However, social distancing is an important public health intervention to slow the spread of an illness like COVID-19, which is mainly transmitted from person to person. It plays a critical part in "flattening the curve": social distancing can help ensure that the number of cases at any point in time will not exceed the health care system's capacity to treat these cases. By staying physically apart, everyone can save lives.
Practicing social distancing is intentionally increasing the physical space between people. In this case, health experts suggest staying at least six feet away from another person. Therefore, social distancing means not only avoiding large gatherings but also eliminating all nonessential in-person contact with others – whether, at a store, an appointment or even a small get together of a couple of friends.
So, what exactly are the rules of social distancing?
How can social distancing change the outcome of this pandemic? Play the Social Distance Game with your family.
Covid-19 is currently following an exponential growth trajectory. Learn more about the math here.
Flattening the curve means that healthcare providers do not have to make choices about who among the sick should receive treatment.
The pandemic is not another snow day. Read from a physician's call to action.
See the rest of this section to learn about how to stay connected in these times.
Safe social interaction
With COVID-19, parents may be concerned about their children getting enough social interaction and if it is all right to organize playdates, go on trips or attend activities. Dr. Juvaddi from the Lucile Packard’s Children’s Hospital at Stanford has recommended that parents not panic. Fortunately, children are the least affected by the virus. That said because the virus can cause pneumonia and because some children have severe asthma or congenital heart problems which make them more susceptible, doctors are recommending parents take extra precautions. Juvvaddi says, “This could mean keeping them home from swimming lessons and indoor play places or activities like gymnastics.” She recommends staying away from indoor places but continuing to going outside to play, which is important for a young child’s development. There is likely minimal risk in catching the virus on a playdate, but it is wise for parents to make children wash hands for 20 seconds before and after the playdate and to consider having their child to wear a face mask so they avoid touching their face (which is the easiest way to contract the virus).

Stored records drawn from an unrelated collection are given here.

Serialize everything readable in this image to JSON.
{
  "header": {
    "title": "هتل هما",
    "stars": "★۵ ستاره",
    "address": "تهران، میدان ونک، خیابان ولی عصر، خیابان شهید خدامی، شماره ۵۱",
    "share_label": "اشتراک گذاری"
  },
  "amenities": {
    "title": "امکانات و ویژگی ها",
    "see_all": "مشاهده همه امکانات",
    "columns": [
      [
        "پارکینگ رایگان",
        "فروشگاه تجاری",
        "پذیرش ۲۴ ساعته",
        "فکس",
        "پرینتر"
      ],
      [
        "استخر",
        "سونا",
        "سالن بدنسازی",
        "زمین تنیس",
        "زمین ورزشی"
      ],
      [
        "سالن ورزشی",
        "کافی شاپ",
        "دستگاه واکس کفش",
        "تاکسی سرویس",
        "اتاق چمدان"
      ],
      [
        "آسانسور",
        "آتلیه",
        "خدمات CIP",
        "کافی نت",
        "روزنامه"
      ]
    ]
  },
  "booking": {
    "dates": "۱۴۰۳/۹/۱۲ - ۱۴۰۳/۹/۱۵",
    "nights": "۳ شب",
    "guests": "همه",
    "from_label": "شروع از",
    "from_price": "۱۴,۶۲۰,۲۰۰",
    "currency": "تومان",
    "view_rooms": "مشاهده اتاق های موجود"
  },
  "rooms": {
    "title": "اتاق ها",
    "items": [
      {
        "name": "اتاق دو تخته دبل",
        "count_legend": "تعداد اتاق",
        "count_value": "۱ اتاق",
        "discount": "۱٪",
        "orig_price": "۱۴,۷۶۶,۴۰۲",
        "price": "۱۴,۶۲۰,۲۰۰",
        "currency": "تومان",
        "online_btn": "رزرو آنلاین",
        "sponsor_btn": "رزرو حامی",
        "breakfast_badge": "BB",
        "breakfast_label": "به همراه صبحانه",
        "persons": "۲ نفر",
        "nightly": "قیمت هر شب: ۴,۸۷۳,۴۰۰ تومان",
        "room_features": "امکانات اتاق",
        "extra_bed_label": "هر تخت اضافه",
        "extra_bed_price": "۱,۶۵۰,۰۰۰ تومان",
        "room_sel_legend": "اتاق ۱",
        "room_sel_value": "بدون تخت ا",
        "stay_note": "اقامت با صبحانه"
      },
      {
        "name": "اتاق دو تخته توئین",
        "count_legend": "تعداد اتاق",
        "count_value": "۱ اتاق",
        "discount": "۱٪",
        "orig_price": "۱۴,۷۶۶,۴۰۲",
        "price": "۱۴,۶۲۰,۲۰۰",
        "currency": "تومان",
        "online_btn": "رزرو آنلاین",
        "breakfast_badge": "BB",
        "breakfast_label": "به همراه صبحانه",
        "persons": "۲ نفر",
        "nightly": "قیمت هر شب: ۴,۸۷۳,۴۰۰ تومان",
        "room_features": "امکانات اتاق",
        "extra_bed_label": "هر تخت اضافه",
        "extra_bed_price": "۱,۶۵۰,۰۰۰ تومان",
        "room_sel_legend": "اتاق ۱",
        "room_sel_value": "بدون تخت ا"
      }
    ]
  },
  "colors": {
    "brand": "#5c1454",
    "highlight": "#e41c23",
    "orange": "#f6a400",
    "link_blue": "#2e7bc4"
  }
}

See “COVID-19: What Parents need to know” where Juvaddi addresses parents' most common questions: https://healthier.stanfordchildrens.org/en/covid-19-what-parents-need-to-know/.
For the latest information about COVID-19 for children, please visit: http://coronavirus.stanfordchildrens.org